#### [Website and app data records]

■ ■ ■

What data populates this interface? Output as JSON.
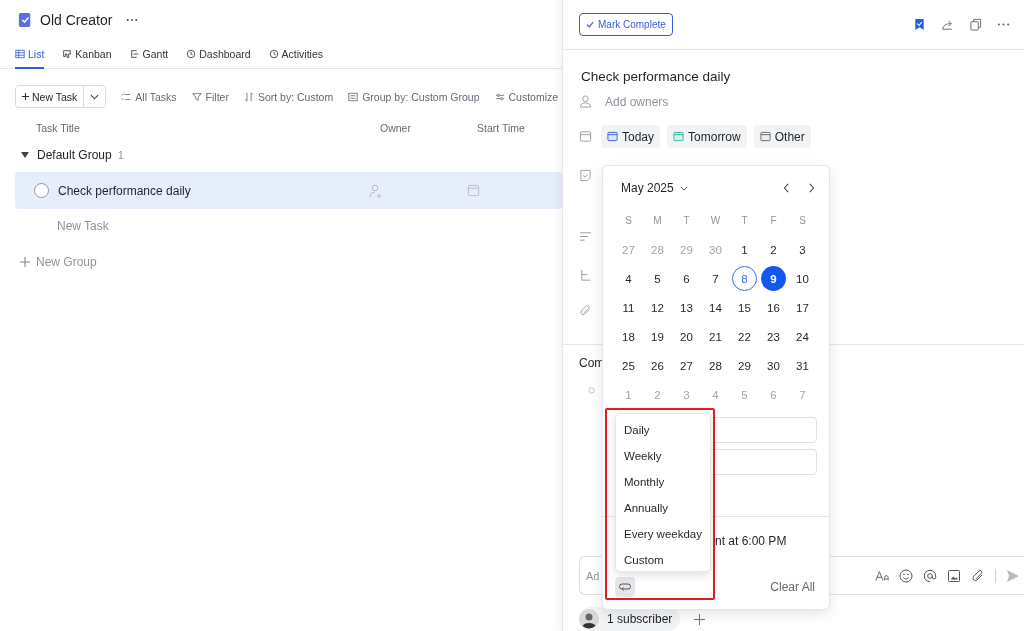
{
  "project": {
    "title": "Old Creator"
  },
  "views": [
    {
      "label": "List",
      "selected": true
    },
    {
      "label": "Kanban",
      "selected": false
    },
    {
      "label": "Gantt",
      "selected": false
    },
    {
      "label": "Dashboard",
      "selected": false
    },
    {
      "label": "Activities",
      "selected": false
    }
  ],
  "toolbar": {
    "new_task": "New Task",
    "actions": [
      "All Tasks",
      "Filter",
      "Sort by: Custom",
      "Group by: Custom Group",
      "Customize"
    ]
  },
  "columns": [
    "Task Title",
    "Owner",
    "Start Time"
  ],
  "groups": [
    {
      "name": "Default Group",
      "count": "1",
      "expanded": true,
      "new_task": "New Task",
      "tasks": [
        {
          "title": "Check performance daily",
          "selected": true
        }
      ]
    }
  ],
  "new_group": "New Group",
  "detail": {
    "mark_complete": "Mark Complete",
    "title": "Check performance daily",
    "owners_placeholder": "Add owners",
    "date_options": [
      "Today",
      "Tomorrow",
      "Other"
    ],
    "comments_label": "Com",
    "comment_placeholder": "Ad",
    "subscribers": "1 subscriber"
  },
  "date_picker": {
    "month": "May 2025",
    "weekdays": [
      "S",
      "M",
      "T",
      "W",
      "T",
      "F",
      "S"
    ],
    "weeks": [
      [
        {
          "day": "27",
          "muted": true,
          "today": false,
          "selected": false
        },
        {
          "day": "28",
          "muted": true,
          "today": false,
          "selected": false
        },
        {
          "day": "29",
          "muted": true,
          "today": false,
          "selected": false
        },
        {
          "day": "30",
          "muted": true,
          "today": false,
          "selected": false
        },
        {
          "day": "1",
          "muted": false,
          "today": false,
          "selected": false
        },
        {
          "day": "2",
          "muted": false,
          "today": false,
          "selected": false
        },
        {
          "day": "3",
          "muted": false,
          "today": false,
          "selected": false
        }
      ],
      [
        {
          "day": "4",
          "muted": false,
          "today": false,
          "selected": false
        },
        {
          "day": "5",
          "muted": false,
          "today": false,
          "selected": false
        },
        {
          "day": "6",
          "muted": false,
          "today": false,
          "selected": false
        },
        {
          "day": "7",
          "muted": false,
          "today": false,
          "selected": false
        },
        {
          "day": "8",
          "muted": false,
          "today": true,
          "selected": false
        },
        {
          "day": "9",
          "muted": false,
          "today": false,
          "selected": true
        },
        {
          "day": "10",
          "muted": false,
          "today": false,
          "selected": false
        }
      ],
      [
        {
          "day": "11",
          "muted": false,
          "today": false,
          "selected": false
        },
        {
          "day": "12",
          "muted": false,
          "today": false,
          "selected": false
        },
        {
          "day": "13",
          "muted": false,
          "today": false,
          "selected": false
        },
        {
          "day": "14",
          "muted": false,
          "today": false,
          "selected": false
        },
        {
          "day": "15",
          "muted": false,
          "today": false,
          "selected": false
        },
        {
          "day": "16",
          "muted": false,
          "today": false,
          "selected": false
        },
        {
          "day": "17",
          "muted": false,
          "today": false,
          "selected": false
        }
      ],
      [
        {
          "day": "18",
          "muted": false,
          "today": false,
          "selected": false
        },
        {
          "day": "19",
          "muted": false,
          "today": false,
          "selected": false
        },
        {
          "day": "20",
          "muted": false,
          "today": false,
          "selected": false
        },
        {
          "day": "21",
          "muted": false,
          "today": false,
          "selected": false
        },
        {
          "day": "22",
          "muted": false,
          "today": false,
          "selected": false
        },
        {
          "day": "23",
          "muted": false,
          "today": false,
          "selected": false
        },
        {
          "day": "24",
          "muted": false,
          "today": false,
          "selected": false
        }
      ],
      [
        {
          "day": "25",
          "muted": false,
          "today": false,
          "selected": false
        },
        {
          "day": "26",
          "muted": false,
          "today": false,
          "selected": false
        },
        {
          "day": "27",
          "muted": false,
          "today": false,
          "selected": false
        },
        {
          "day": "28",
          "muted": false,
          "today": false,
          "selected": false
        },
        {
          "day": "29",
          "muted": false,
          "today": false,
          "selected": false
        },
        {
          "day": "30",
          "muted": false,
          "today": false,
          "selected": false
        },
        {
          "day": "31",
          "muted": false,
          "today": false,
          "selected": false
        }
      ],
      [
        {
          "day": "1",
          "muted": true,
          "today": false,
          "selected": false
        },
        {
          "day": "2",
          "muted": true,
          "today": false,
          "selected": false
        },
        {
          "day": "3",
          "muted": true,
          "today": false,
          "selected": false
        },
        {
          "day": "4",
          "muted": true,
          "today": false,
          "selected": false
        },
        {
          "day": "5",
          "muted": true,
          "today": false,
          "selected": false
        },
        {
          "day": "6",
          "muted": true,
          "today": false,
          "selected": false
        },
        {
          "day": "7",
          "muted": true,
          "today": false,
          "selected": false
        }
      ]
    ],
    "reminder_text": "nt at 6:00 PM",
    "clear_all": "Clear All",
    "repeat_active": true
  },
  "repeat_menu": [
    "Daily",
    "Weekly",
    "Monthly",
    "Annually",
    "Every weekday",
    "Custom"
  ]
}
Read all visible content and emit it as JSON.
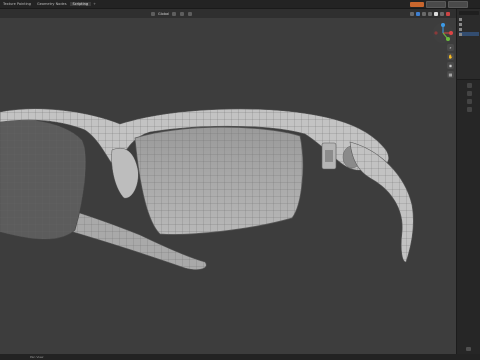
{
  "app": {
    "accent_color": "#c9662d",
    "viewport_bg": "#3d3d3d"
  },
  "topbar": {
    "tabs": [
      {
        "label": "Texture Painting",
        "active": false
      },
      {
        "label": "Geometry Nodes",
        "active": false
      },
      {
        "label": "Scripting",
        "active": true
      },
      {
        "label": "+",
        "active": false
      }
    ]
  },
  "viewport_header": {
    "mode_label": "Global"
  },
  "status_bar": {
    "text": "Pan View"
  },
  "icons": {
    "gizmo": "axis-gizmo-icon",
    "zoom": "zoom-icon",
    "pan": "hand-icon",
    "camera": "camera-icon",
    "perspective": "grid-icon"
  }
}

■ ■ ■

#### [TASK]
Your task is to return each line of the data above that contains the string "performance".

#### [RESULT FOR THIS EXERCISE]
          "title": "Check performance daily",
    "title": "Check performance daily",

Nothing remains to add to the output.